The main thesis of this paper is that the most cogent demands of subjectivity, at least with respect to questions concerning the contents of our thoughts, can be accommodated within an objectivist framework. I begin with two theses: (1) Subjectivity: I can know (the contents of) my own thoughts without appeal to any knowledge of features external to my mind; (2) Environmentalism: (The contents of) my thoughts are determined by features external to my mind, at least in this sense: without (...) causal and/or social interaction between my internal states and various external features, these internal states would not have the particular contents they have and therefore would not be the mental states they are. Section I proceeds by elucidating various lines of environmentalism, an overtly objectivist thesis. Section II considers and refutes one purported environmentalist challenge to subjectivity, namely, that, according to it, thoughts are not in the head. Section III discusses a central subjectivist thesis, namely, thoughts do not admit of an appearance/reality distinction. Tyler Burge and Hilary Putnam, two environmentalists, seem to endorse such a distinction. It is argued that the two most reasonable routes of escape open to them require a retreat from environmentalism. This leaves us with an apparent dilemma: reject either subjectivity or environmentalism Section IV defends environmentalism. Section V considers and criticizes a maneuver Donald Davidson makes to preserve first?person authority over thought?contents. Section VI concludes with a brief defense of environmentalism which rests largely on rejecting a deeply entrenched epistemic model about how we access our own thoughts. It is argued that it is this bad epistemic model and not subjectivity per se, which has created whatever tension there appears to be between subjectivity and environmentalism. (shrink)
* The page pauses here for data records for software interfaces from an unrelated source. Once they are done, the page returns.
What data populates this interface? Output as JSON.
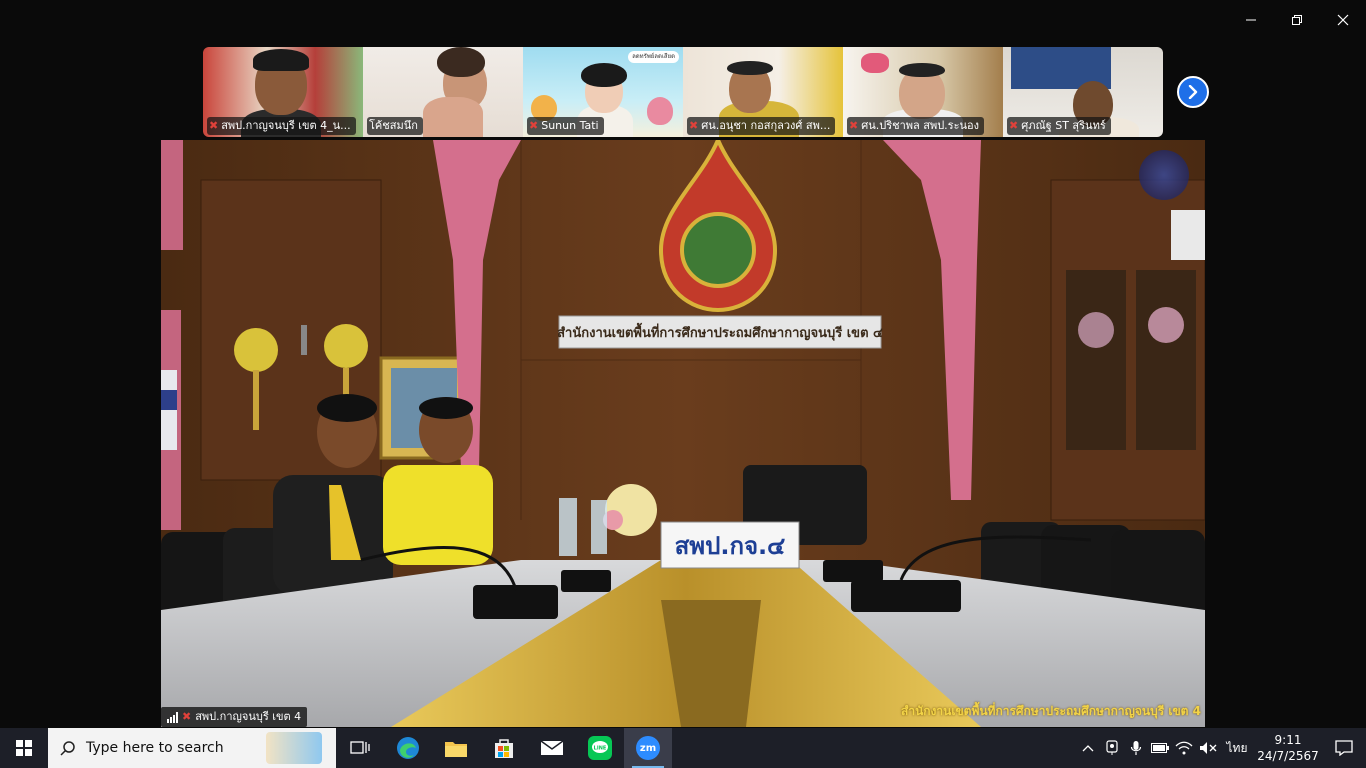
{
  "participants": [
    {
      "label": "สพป.กาญจนบุรี เขต 4_น...",
      "muted": true
    },
    {
      "label": "โค้ชสมนึก",
      "muted": false
    },
    {
      "label": "Sunun Tati",
      "muted": true,
      "logo_text": "ลดทรัพย์ลดเสียด"
    },
    {
      "label": "ศน.อนุชา กอสกุลวงศ์ สพ...",
      "muted": true
    },
    {
      "label": "ศน.ปริชาพล สพป.ระนอง",
      "muted": true
    },
    {
      "label": "ศุภณัฐ ST สุรินทร์",
      "muted": true
    }
  ],
  "main_video": {
    "sign_text": "สำนักงานเขตพื้นที่การศึกษาประถมศึกษากาญจนบุรี เขต ๔",
    "nameplate": "สพป.กจ.๔",
    "watermark": "สำนักงานเขตพื้นที่การศึกษาประถมศึกษากาญจนบุรี เขต 4",
    "speaker_name": "สพป.กาญจนบุรี เขต 4"
  },
  "taskbar": {
    "search_placeholder": "Type here to search",
    "language": "ไทย",
    "time": "9:11",
    "date": "24/7/2567",
    "zoom_label": "zm"
  },
  "colors": {
    "taskbar": "#1d1f28",
    "accent": "#1e6fe8",
    "wood": "#5a3318",
    "gold": "#d9b23a"
  }
}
According to Davidson, a theory of meaning for a language L should specify information such that if someone had this information he would be in a position to understand L . He claims that a theory of truth for L fits this description. Many critics have argued that a truth theory is too weak to be a theory of meaning. We argue that these critics and Davidson's response to them have been misguided. Many critics have been misguided because they have (...) not been clear aboutwhat a theory of meaning is supposed to do. These critics and Davidson himself, though, have also been misguided because they thought that by adding further conditions on a truth theory we can come up with an adequate theory of meaning. We will show that Davidson has available to him, though he apparently failed to see so, a reply to his critics in his own paratactic account of the semantics for indirect discourse reports. (shrink)